Wireless broadband brings together two main technologies. One is the Digital Subscriber Line (DSL) that delivers high-speed (more than 256 kilobits per second) Internet connectivity. This is the ‘broadband’ part. The other is the Wireless Local Area Network (WLAN) that makes this broadband service accessible without using cables. Most of us call this ‘Wi-Fi’.
Over less than two decades these two technologies have developed to make Wireless Broadband accessible to almost everyone, everywhere. Currently, there are over 27,000 searches for wireless broadband in Australia in Google every month and people trust various suppliers for different wireless features. Companies such as iiNet.net.au offer different wireless broadband packages to suit each requirement.
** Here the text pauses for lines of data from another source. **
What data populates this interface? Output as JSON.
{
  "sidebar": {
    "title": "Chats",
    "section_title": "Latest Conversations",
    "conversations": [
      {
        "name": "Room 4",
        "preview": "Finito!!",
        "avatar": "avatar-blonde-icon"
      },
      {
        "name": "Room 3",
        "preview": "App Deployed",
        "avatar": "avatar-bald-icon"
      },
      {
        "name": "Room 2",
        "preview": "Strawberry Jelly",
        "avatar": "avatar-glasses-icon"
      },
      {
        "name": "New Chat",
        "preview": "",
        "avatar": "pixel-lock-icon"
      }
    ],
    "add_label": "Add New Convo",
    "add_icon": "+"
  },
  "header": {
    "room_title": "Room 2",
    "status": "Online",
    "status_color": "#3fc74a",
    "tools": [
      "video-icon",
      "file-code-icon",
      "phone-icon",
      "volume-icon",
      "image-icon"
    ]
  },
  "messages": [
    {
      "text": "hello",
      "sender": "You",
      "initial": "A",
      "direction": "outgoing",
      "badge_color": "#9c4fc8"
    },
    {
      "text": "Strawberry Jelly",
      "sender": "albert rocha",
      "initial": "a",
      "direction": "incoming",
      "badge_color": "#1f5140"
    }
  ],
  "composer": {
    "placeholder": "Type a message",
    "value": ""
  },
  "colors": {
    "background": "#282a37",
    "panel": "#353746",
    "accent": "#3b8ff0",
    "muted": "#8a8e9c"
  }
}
In the beginning, connecting to the Internet meant using a modem (modulator/demodulator) that turned digital data into sound to allow it to be transmitted down a phone line. Modem speeds started out at 32Kb/s (kilobits per second) in the late 1980s and reached 256Kb/s by the late ‘90s.
At this time, ‘high speed internet’ meant using ISDN (Integrated Services Digital Network) lines that made phone lines capable of carrying both voice and digital data in 64KB/s ‘packets’. If you wanted to shift data really fast (at 128KB/s!), you could use the whole line. But essentially, phone lines couldn’t even keep up with modem speeds.
DSL was the answer. This also uses modems at both ends of the line, but ones that can translate digital data into very high frequency carrier waves to travel along a twisted pair copper phone line alongside voice traffic. One modem is the Digital subscriber line access multiplexer (DSLAM) at the phone exchange; the other is inside your DSL router.
There are now nearly 20 different flavours of DSL, collectively called ‘xDSL’. Typical download speeds have grown from under 1000 megabits per second (MB/s) to more than 10MB/s. They’ve also availability from just a mile or two from the exchange to five miles or more.
Wi-Fi is the trade name of the Wi-Fi Alliance trade organisation, which certifies the specific 802.11 wireless networking standards developed by the Institute of Electrical and Electronic Engineers (IEEE). The standards have developed over the last 17 years:
1997: 802.11 Legacy – this was the initial standard that could carry about 2Mbps of data and was never really used.
1999: 802.11a and 802.11b were released at the same time. While 802.11a was fasted (up to 54MB/s), 802.11b was cheaper, had much longer range and was better at working through walls, etc. So it became the popular choice.
2003: 802.11g emerged on the market, attempting to combine the best of 802.11a and 802.11b. It was faster and had longer range, but cost more and was vulnerable to signal interference.
2009: 802.11n was designed to increase bandwidth (up to 100 MB/s) by using multiple wireless signals and antennas (called MIMO technology). Backward compatible with 802.11g but not 802.11b
Soon: 802.11ac and 802.11ad are standards now under development. The latter, also called WiGig, is being supported by major manufacturers, offers up to 7GB/s and is expected to reach the market sometime in early 2014.